ISLAMABAD: At least 275 children have died in the last eleven months due to an unabated drought and lack of health care facilities in a remote Sindh province district, home to thousands of minority Hindus in Pakistan.
The Tharparkar district, close to Indo-Pak border, is mostly a desert area where life depends on rains which were scanty for many months.
Sindh government has been under immense scrutiny over the issue. PPP patron-in-chief Bilawal Zardari Bhutto had issued show cause notices to Sindh Chief Minister Qaim Ali Shah and provincial Deputy Secretary General, Manzoor Hussain Wassan over the mishandling of the crisis.
Four more deaths, including that of a mother, have been reported from Tharparkar in the last two days.
The government has failed to clarify why the mortality rate has not yet subsided in the district.

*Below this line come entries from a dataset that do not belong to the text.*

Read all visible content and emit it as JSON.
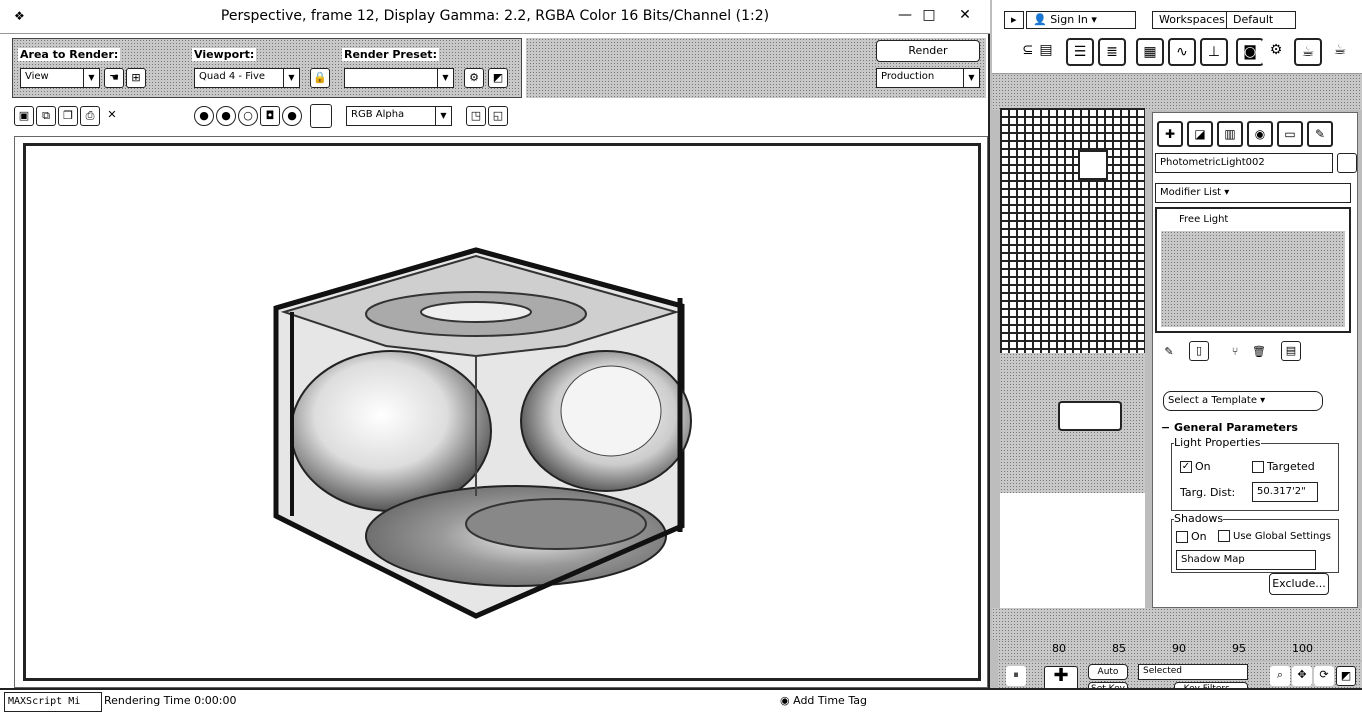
{
  "window": {
    "title": "Perspective, frame 12, Display Gamma: 2.2, RGBA Color 16 Bits/Channel (1:2)",
    "minimize_glyph": "—",
    "maximize_glyph": "□",
    "close_glyph": "✕"
  },
  "toolbar": {
    "area_label": "Area to Render:",
    "area_value": "View",
    "viewport_label": "Viewport:",
    "viewport_value": "Quad 4 - Five",
    "preset_label": "Render Preset:",
    "preset_value": "",
    "render_button": "Render",
    "production_value": "Production",
    "channel_value": "RGB Alpha"
  },
  "right_panel": {
    "sign_in": "Sign In",
    "workspaces": "Workspaces:",
    "workspace_value": "Default",
    "object_name": "PhotometricLight002",
    "modifier_list": "Modifier List",
    "stack_item": "Free Light",
    "template_dropdown": "Select a Template",
    "general_parameters": "General Parameters",
    "light_properties": "Light Properties",
    "on_label": "On",
    "targeted_label": "Targeted",
    "targ_dist_label": "Targ. Dist:",
    "targ_dist_value": "50.317'2\"",
    "shadows_label": "Shadows",
    "shadows_on": "On",
    "use_global": "Use Global Settings",
    "shadow_type": "Shadow Map",
    "exclude_button": "Exclude..."
  },
  "timeline": {
    "ticks": [
      "80",
      "85",
      "90",
      "95",
      "100"
    ],
    "auto_key": "Auto Key",
    "set_key": "Set Key",
    "selected": "Selected",
    "key_filters": "Key Filters..."
  },
  "bottom": {
    "script_label": "MAXScript Mi",
    "rendering_time_label": "Rendering Time",
    "rendering_time_value": "0:00:00",
    "add_time_tag": "Add Time Tag"
  },
  "colors": {
    "background": "#ffffff",
    "outline": "#222222",
    "dither": "#c8c8c8"
  }
}
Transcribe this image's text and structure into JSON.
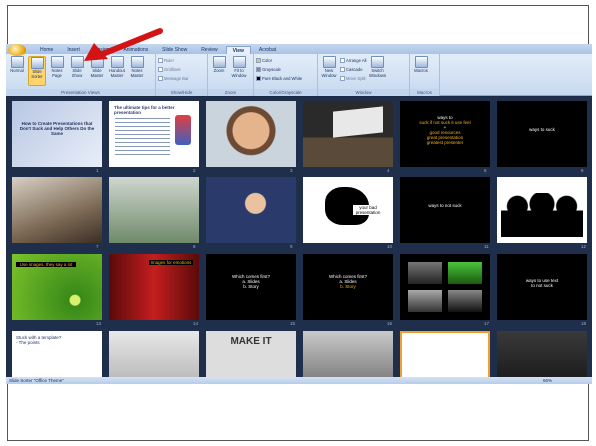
{
  "ribbon": {
    "tabs": [
      "Home",
      "Insert",
      "Design",
      "Animations",
      "Slide Show",
      "Review",
      "View",
      "Acrobat"
    ],
    "active_tab": "View",
    "groups": {
      "presentation_views": {
        "label": "Presentation Views",
        "buttons": [
          "Normal",
          "Slide Sorter",
          "Notes Page",
          "Slide Show",
          "Slide Master",
          "Handout Master",
          "Notes Master"
        ]
      },
      "show_hide": {
        "label": "Show/Hide",
        "items": [
          "Ruler",
          "Gridlines",
          "Message Bar"
        ]
      },
      "zoom": {
        "label": "Zoom",
        "buttons": [
          "Zoom",
          "Fit to Window"
        ]
      },
      "color": {
        "label": "Color/Grayscale",
        "items": [
          "Color",
          "Grayscale",
          "Pure Black and White"
        ]
      },
      "window": {
        "label": "Window",
        "new_window": "New Window",
        "items": [
          "Arrange All",
          "Cascade",
          "Move Split"
        ],
        "switch": "Switch Windows"
      },
      "macros": {
        "label": "Macros",
        "button": "Macros"
      }
    }
  },
  "slides": [
    {
      "num": "1",
      "type": "title",
      "title": "How to Create Presentations that Don't Suck and Help Others Do the Same"
    },
    {
      "num": "2",
      "type": "text",
      "title": "The ultimate tips for a better presentation"
    },
    {
      "num": "3",
      "type": "photo"
    },
    {
      "num": "4",
      "type": "photo"
    },
    {
      "num": "5",
      "type": "text",
      "lines": [
        "ways to",
        "suck if not suck it use feel",
        "+",
        "good resources",
        "great presentation",
        "greatest presenter"
      ]
    },
    {
      "num": "6",
      "type": "text",
      "lines": [
        "ways to suck"
      ]
    },
    {
      "num": "7",
      "type": "photo"
    },
    {
      "num": "8",
      "type": "photo"
    },
    {
      "num": "9",
      "type": "photo"
    },
    {
      "num": "10",
      "type": "drawing",
      "lines": [
        "your bad presentation"
      ]
    },
    {
      "num": "11",
      "type": "text",
      "lines": [
        "ways to not suck"
      ]
    },
    {
      "num": "12",
      "type": "drawing"
    },
    {
      "num": "13",
      "type": "photo",
      "lines": [
        "Use images, they say a lot"
      ]
    },
    {
      "num": "14",
      "type": "photo",
      "lines": [
        "Images for emotions"
      ]
    },
    {
      "num": "15",
      "type": "text",
      "lines": [
        "Which comes first?",
        "a. Slides",
        "b. Story"
      ]
    },
    {
      "num": "16",
      "type": "text",
      "lines": [
        "Which comes first?",
        "a. Slides",
        "b. Story"
      ]
    },
    {
      "num": "17",
      "type": "photo"
    },
    {
      "num": "18",
      "type": "text",
      "lines": [
        "ways to use text",
        "to not suck"
      ]
    },
    {
      "num": "19",
      "type": "text",
      "lines": [
        "Stuck with a template?",
        "- The points"
      ]
    },
    {
      "num": "20",
      "type": "photo"
    },
    {
      "num": "21",
      "type": "photo",
      "lines": [
        "MAKE IT"
      ]
    },
    {
      "num": "22",
      "type": "photo"
    },
    {
      "num": "23",
      "type": "photo"
    },
    {
      "num": "24",
      "type": "photo"
    }
  ],
  "status": {
    "left": "Slide Sorter   \"Office Theme\"",
    "zoom": "66%"
  },
  "colors": {
    "accent_arrow": "#d41414",
    "highlight": "#f2b21c",
    "ribbon": "#c7d9f0"
  }
}
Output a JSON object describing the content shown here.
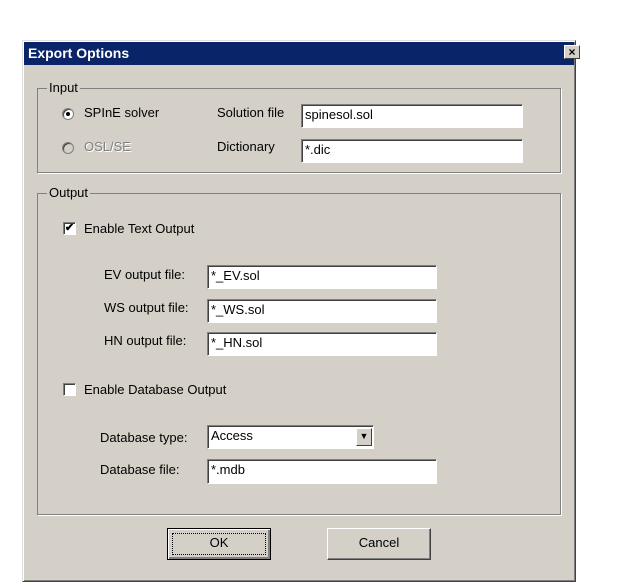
{
  "window": {
    "title": "Export Options",
    "close_glyph": "×"
  },
  "input_group": {
    "label": "Input",
    "radio_spine": {
      "label": "SPInE solver",
      "selected": true
    },
    "radio_osl": {
      "label": "OSL/SE",
      "selected": false,
      "enabled": false
    },
    "solution_file": {
      "label": "Solution file",
      "value": "spinesol.sol"
    },
    "dictionary": {
      "label": "Dictionary",
      "value": "*.dic"
    }
  },
  "output_group": {
    "label": "Output",
    "enable_text": {
      "label": "Enable Text Output",
      "checked": true,
      "check_glyph": "✔"
    },
    "ev_file": {
      "label": "EV output file:",
      "value": "*_EV.sol"
    },
    "ws_file": {
      "label": "WS output file:",
      "value": "*_WS.sol"
    },
    "hn_file": {
      "label": "HN output file:",
      "value": "*_HN.sol"
    },
    "enable_db": {
      "label": "Enable Database Output",
      "checked": false
    },
    "db_type": {
      "label": "Database type:",
      "value": "Access",
      "arrow_glyph": "▼"
    },
    "db_file": {
      "label": "Database file:",
      "value": "*.mdb"
    }
  },
  "buttons": {
    "ok": "OK",
    "cancel": "Cancel"
  }
}
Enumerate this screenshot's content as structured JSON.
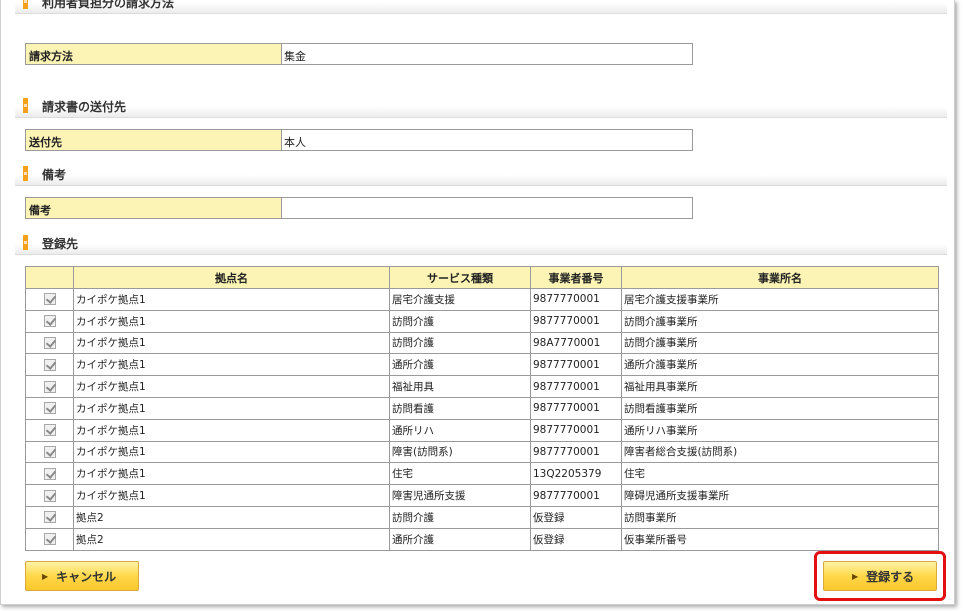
{
  "sections": {
    "billing_payer_method": {
      "title": "利用者負担分の請求方法"
    },
    "invoice_destination": {
      "title": "請求書の送付先"
    },
    "remarks": {
      "title": "備考"
    },
    "registration": {
      "title": "登録先"
    }
  },
  "fields": {
    "billing_method": {
      "label": "請求方法",
      "value": "集金"
    },
    "send_to": {
      "label": "送付先",
      "value": "本人"
    },
    "remarks": {
      "label": "備考",
      "value": ""
    }
  },
  "table": {
    "headers": [
      "",
      "拠点名",
      "サービス種類",
      "事業者番号",
      "事業所名"
    ],
    "rows": [
      {
        "checked": true,
        "base": "カイポケ拠点1",
        "service": "居宅介護支援",
        "provider_no": "9877770001",
        "office": "居宅介護支援事業所"
      },
      {
        "checked": true,
        "base": "カイポケ拠点1",
        "service": "訪問介護",
        "provider_no": "9877770001",
        "office": "訪問介護事業所"
      },
      {
        "checked": true,
        "base": "カイポケ拠点1",
        "service": "訪問介護",
        "provider_no": "98A7770001",
        "office": "訪問介護事業所"
      },
      {
        "checked": true,
        "base": "カイポケ拠点1",
        "service": "通所介護",
        "provider_no": "9877770001",
        "office": "通所介護事業所"
      },
      {
        "checked": true,
        "base": "カイポケ拠点1",
        "service": "福祉用具",
        "provider_no": "9877770001",
        "office": "福祉用具事業所"
      },
      {
        "checked": true,
        "base": "カイポケ拠点1",
        "service": "訪問看護",
        "provider_no": "9877770001",
        "office": "訪問看護事業所"
      },
      {
        "checked": true,
        "base": "カイポケ拠点1",
        "service": "通所リハ",
        "provider_no": "9877770001",
        "office": "通所リハ事業所"
      },
      {
        "checked": true,
        "base": "カイポケ拠点1",
        "service": "障害(訪問系)",
        "provider_no": "9877770001",
        "office": "障害者総合支援(訪問系)"
      },
      {
        "checked": true,
        "base": "カイポケ拠点1",
        "service": "住宅",
        "provider_no": "13Q2205379",
        "office": "住宅"
      },
      {
        "checked": true,
        "base": "カイポケ拠点1",
        "service": "障害児通所支援",
        "provider_no": "9877770001",
        "office": "障碍児通所支援事業所"
      },
      {
        "checked": true,
        "base": "拠点2",
        "service": "訪問介護",
        "provider_no": "仮登録",
        "office": "訪問事業所"
      },
      {
        "checked": true,
        "base": "拠点2",
        "service": "通所介護",
        "provider_no": "仮登録",
        "office": "仮事業所番号"
      }
    ]
  },
  "buttons": {
    "cancel": "キャンセル",
    "register": "登録する"
  },
  "colors": {
    "accent_orange": "#f4a21c",
    "label_bg": "#fbf4b4",
    "button_yellow": "#ffd84a",
    "highlight_red": "#e21010"
  }
}
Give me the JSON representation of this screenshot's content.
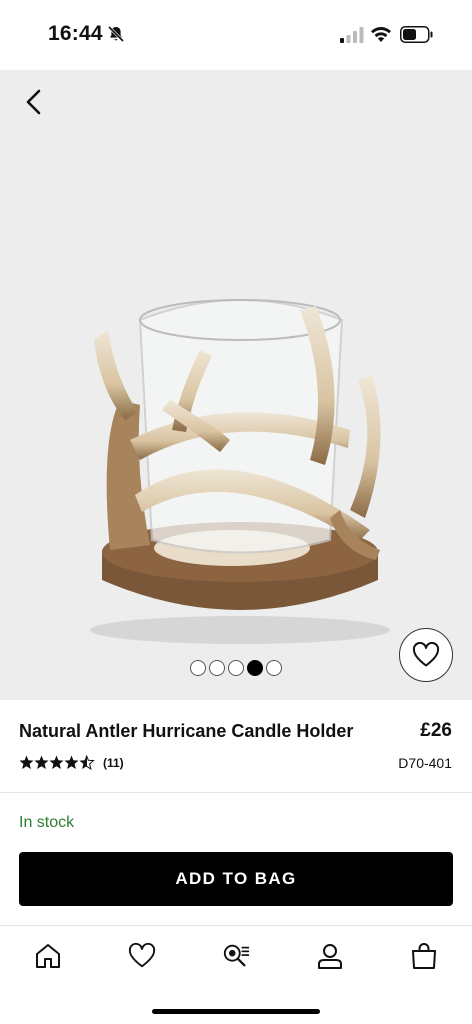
{
  "status_bar": {
    "time": "16:44"
  },
  "product": {
    "title": "Natural Antler Hurricane Candle Holder",
    "price": "£26",
    "rating": 4.5,
    "review_count": "(11)",
    "sku": "D70-401",
    "stock_status": "In stock"
  },
  "gallery": {
    "image_count": 5,
    "active_index": 3
  },
  "actions": {
    "add_to_bag_label": "ADD TO BAG"
  },
  "tab_bar": {
    "items": [
      {
        "icon": "home-icon"
      },
      {
        "icon": "heart-icon"
      },
      {
        "icon": "search-icon"
      },
      {
        "icon": "account-icon"
      },
      {
        "icon": "bag-icon"
      }
    ]
  },
  "colors": {
    "stock_green": "#2f7d32",
    "button_black": "#000000",
    "gallery_bg": "#ededed"
  }
}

A seven-member committee of doctors, headed by former Civil Hospital surgeon Jawahar Lal, recently inspected the district and taluka hospitals. However, they refused to share their findings.
“We have noted shortages and will be sending our report to the provincial government,” said Lal, who was removed from his position by Sindh Chief Minister in March this year when the district’s child mortality peaked.
Meanwhile, his replacement at the hospital, Shafqat Dahiri, shrugs off responsibility by reiterating the official stance, “The patients are mostly brought to us when they reach very critical condition.”
Haleem Adil Shaikh, the Pakistan Muslim League-Quaid leader who distributed relief goods and supplied water tankers to dozens of villages, said that official negligence had claimed hundreds of lives.
“The government should move beyond making statements and announcements. PPP leaders must conduct enquiries against the health, food and livestock ministers who oversaw the highly flawed calamity response,” he said.
The district administration has earlier submitted a list of 115 children who died between December 2013 and March 2014.
Tharparker has a large Hindu community, who form 35 per cent of its population according to 1998 census.